Classes of Accommodations
Hotels and Guest Houses
You will find a significant difference in both price and facilities between hotels and guest houses in the UK. Hotels usually offer breakfasts, lunches, teas, dinners, a licensed bar and a range of services and facilities to suit individuals, families and often business groups. Country house hotels will often add recreational facilities in their grounds such as golf, tennis, swimming, health spas, gyms and attended play areas for children.
Top league international hotels in London and major cities offer comprehensive amenities and services for business and holiday guests, and a choice of first class and luxury accommodation. Guest houses may not have bars or offer lunch or teas, but will have television and sitting lounges.
In England and Wales, the AA, RAC (the largest UK motoring organisations) and the English Tourist Council have come together to provide an overall star for hotels and diamond rating for guest accommodations, including bed and breakfast. Hotels have between one and five stars; guest accommodations between one and five diamonds. In Scotland and Northern Ireland, all tourist accommodations are also graded regularly to provide a clear indication of the level of facilities you can expect.
Bed and Breakfast
Bed and breakfast accommodation, advertised by the famous ‘B&B vacancies’ sign, is mostly in private homes and the emphasis is on bedrooms rather than on facilities such as a bar or restaurant. They are often the least expensive form of guest accommodation although prices vary between those in the most popular holiday locations and those offering stopovers ‘en route’.
Thousands of bed and breakfasts have been visited anonymously by tourist officers to be inspected for a diamond rating of between one and five stars. This is intended as a guide to the quality of accommodation and food on offer.

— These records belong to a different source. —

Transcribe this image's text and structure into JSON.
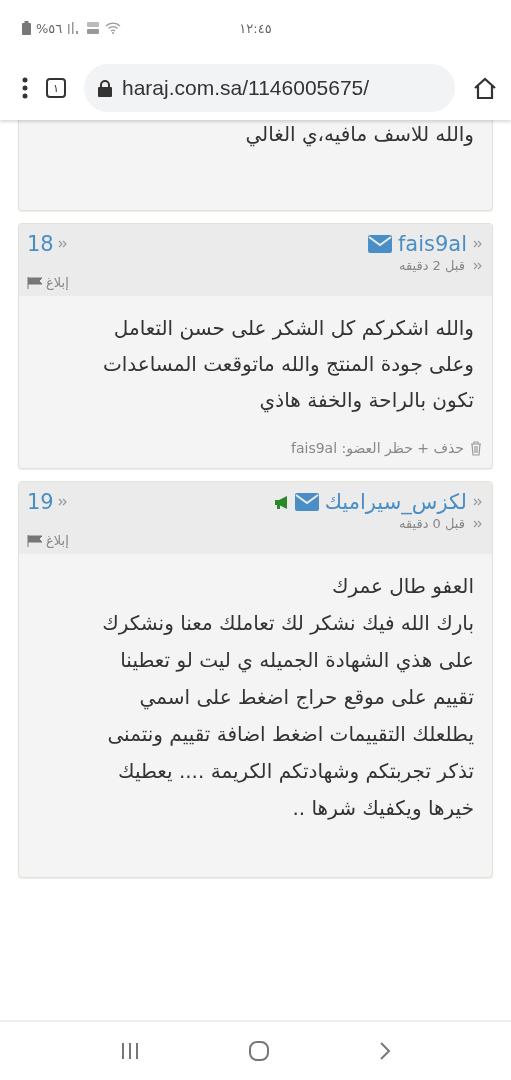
{
  "status_bar": {
    "battery_text": "%٥٦",
    "time": "١٢:٤٥"
  },
  "address_bar": {
    "tab_count": "١",
    "url": "haraj.com.sa/1146005675/"
  },
  "comments": [
    {
      "kind": "partial",
      "body": "والله للاسف مافيه،ي الغالي"
    },
    {
      "kind": "full",
      "number": "18",
      "author": "fais9al",
      "megaphone": false,
      "time": "قبل 2 دقيقه",
      "report": "إبلاغ",
      "body": "والله اشكركم كل الشكر على حسن التعامل\nوعلى جودة المنتج والله ماتوقعت المساعدات\nتكون بالراحة والخفة هاذي",
      "footer": "حذف + حظر العضو: fais9al"
    },
    {
      "kind": "full",
      "number": "19",
      "author": "لكزس_سيراميك",
      "megaphone": true,
      "time": "قبل 0 دقيقه",
      "report": "إبلاغ",
      "body": "العفو طال عمرك\nبارك الله فيك نشكر لك تعاملك معنا ونشكرك\nعلى هذي الشهادة الجميله ي ليت لو تعطينا\nتقييم على موقع حراج اضغط على اسمي\nيطلعلك التقييمات اضغط اضافة تقييم ونتمنى\nتذكر تجربتكم وشهادتكم الكريمة .... يعطيك\nخيرها ويكفيك شرها .."
    }
  ]
}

As private homes, including farmhouses and working farms, B&Bs tend to offer a very personal welcome, and an insight into British ways of life in different parts of the country. Breakfast is intended to fill you and will often include bacon, eggs, fried bread, tomatoes, even fried potatoes and local additions such as black pudding. Or you can enjoy a ‘continental’ breakfast: cereal, bread, toast, tea, coffee and juice.
There are many hostels located all over England, Wales, Scotland and Northern Ireland. Hostels vary in style and amenities but they offer bedrooms with between two and six beds for young people, families and groups. They usually provide substantial breakfasts and dinners at low prices and have communal kitchen facilities if you prefer to cater for yourself.
The main hostel organisations are the Youth Hostel Association (YHA), the Scottish Youth Hostel Association (SYHA) and Hostelling International Northern Ireland (HINI). You do not have to be a ‘youth’ to stay because there is no upper age limit (in Scotland the lower age limit is 5). But you do have to be a member of the YHA or SYHA, which involves paying a small annual membership fee. There are also a variety of independent hostels offering accommodation. Staying in hostels is traditionally popular with people pursuing backpacking, walking, cycling or generally exploring outdoor pursuits. But there are also hostels in many towns and cities, which enable members to enjoy good basic accommodation on a low budget.
Youth Hostel Association London St. Pauls photo by Martin Addison